Although I do have a needle valve, I believe it must be relatively low
quality. I bought it as part of a set offered by Ultra Life three years ago.
With my current needle valve, I could not expect anywhere near constant flow
as the tank pressure drops--- especially if it dropped to 50 PSI. Actually,
my needle valve is persnickety even as the temperature of my CO2 tank
varies. For example, when I attach in a refilled tank that is perhaps 20
degrees cooler than the room temperature, I can set the bubble flow
conservatively at a bubble count of one or two per second with the cool
tank, and by the time the tank warms up, there will be almost no flow
because, I presume, of the change in pressure. To deal with this, I have to
let the refilled tank sit at room temperature before connecting to my
I am 6 or 8 months from setting up another large tank in my basement, so I
will take a look at the links on your site regarding where to purchase
needle valves at that time. (Thanks for all the good info on your web site,
by the way. Its always a tremendous resource for me.)
I do like having a controller attached, since it constantly displays the PH.
After breaking in my controller probe, I have never in three years seen the
calibration move more than .03 PH points. And this large of a movement is
associated with testing at the PH=4.0 level. This means the error in the
range of interest, much nearer to neutral 7.0 PH, is very small indeed. The
error in the 7.0 range has never exceeded .01 PH points (after the probe is
broken in). A new probe requires a couple of calibrations a week or two
apart, when there may be more drift in the calibration as the probe is
For what its worth, I have very much found that a controller is a
set-it-and-forget-it type device.

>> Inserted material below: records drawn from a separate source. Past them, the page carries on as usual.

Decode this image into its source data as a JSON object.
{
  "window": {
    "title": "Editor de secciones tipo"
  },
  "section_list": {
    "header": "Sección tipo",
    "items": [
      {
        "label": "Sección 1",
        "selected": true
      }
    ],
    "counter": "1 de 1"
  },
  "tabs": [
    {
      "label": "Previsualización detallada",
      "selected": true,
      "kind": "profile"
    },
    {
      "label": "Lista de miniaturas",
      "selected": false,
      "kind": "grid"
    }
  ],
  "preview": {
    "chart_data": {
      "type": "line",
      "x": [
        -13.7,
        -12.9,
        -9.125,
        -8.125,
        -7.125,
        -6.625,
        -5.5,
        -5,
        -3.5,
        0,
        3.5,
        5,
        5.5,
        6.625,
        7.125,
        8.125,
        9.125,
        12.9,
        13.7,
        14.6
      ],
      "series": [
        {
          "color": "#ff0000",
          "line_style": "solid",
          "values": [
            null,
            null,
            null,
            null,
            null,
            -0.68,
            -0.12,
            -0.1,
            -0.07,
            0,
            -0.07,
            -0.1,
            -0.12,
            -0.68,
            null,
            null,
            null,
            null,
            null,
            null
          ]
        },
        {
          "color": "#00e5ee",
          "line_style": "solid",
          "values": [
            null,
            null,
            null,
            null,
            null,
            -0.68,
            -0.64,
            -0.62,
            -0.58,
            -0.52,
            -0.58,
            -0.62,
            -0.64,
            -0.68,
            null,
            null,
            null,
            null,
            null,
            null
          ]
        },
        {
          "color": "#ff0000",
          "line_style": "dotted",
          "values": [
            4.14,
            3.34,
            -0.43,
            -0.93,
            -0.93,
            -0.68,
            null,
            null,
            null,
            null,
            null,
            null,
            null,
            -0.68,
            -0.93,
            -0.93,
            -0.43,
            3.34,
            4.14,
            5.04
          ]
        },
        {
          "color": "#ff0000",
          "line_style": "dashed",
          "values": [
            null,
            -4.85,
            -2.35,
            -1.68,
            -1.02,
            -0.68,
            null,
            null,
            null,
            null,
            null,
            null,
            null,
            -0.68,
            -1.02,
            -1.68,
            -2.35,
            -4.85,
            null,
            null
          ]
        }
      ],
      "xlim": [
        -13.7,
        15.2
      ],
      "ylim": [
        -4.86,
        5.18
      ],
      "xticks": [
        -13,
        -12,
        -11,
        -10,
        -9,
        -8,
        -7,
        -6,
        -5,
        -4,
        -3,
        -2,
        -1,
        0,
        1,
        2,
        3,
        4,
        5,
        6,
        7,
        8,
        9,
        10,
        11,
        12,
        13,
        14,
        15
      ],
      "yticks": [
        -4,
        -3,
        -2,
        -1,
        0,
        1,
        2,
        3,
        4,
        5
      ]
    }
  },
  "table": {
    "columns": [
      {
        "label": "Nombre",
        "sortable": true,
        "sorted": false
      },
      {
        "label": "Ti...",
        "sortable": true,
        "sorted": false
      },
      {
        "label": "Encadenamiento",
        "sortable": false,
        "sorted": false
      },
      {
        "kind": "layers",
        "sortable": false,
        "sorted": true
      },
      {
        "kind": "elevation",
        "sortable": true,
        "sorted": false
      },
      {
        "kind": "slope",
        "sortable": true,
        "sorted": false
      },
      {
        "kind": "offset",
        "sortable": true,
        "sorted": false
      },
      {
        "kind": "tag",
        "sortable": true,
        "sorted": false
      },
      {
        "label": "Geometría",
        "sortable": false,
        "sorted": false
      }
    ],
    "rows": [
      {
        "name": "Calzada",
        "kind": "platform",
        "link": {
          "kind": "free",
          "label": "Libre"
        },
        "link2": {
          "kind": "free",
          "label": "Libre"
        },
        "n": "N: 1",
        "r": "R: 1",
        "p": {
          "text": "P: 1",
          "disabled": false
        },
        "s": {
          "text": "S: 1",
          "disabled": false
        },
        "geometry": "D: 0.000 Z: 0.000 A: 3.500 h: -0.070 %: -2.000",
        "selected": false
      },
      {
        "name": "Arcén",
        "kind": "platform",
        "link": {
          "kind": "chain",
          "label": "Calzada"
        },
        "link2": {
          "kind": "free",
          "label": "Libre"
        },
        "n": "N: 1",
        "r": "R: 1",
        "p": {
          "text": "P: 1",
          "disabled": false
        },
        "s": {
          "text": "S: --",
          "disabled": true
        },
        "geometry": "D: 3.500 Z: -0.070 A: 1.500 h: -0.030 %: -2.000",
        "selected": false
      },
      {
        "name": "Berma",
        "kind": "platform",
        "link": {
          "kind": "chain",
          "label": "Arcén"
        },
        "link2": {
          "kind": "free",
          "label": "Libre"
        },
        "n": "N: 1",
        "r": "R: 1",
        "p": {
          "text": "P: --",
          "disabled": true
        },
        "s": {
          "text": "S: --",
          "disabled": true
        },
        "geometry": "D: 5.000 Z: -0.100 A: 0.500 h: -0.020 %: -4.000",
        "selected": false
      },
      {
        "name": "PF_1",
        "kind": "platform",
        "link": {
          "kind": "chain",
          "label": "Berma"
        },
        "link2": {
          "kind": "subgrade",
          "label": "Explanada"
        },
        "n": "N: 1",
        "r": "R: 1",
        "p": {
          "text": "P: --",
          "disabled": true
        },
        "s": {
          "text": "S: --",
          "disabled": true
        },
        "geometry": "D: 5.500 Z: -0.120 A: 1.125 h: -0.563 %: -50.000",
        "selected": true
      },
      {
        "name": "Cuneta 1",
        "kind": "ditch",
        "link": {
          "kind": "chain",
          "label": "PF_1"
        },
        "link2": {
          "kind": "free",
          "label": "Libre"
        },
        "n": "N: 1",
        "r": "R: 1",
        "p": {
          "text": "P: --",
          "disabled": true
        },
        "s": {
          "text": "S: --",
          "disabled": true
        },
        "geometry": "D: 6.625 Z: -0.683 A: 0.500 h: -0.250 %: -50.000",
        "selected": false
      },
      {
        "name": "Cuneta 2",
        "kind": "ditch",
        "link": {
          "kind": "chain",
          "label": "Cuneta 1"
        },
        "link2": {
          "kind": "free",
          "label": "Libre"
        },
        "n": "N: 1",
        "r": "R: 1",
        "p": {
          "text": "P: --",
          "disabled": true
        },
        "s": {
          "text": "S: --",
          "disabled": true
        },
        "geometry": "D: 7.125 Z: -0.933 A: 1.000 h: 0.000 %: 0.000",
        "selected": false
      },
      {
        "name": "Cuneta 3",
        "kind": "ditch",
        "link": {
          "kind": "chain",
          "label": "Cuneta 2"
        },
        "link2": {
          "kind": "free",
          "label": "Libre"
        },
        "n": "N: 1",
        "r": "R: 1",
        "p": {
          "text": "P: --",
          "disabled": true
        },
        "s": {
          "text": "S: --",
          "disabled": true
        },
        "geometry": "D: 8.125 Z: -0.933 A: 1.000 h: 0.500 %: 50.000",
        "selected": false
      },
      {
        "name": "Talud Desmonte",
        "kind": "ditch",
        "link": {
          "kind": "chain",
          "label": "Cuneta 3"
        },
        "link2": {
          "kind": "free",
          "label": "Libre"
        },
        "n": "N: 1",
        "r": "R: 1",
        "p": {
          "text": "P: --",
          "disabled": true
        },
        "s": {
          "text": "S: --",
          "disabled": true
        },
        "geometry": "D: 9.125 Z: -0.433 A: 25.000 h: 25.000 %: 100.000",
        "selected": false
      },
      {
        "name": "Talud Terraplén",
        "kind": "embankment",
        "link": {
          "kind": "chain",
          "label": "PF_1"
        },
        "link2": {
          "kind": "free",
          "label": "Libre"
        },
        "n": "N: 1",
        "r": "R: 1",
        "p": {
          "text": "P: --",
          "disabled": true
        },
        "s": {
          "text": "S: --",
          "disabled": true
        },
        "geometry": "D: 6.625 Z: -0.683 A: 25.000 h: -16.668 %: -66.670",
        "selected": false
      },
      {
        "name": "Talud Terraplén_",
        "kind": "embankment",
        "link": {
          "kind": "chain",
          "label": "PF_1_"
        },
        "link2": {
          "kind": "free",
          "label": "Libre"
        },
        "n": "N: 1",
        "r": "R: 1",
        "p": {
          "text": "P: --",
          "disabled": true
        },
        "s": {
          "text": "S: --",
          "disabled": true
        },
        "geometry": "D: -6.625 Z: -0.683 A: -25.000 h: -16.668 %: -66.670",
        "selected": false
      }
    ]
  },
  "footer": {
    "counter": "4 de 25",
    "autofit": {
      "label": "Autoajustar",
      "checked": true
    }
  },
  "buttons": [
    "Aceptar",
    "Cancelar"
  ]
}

"Chuck Gadd" wrote in message
On Sun, 28 Sep 2003 00:54:37 -0400, "Bruce Geist"
I have run a pinpoint controller for some years now, and am very happy
it. It works beautifully, and keeps my tank PH rock steady even when
CO2 tank begins to dump (as it runs out of pressure).
A needle-valve by itself will do the same thing. I finally changed
out my 10lb tank this week. The pressure started dropping more than a
month ago, and by the time I got it swapped out, the tank pressure was
down to less than 50 psi. It was the furthest I've ever pushed
things, and the tank never did dump.
This is with the inexpensive "Dave Gomberg" beer regulator.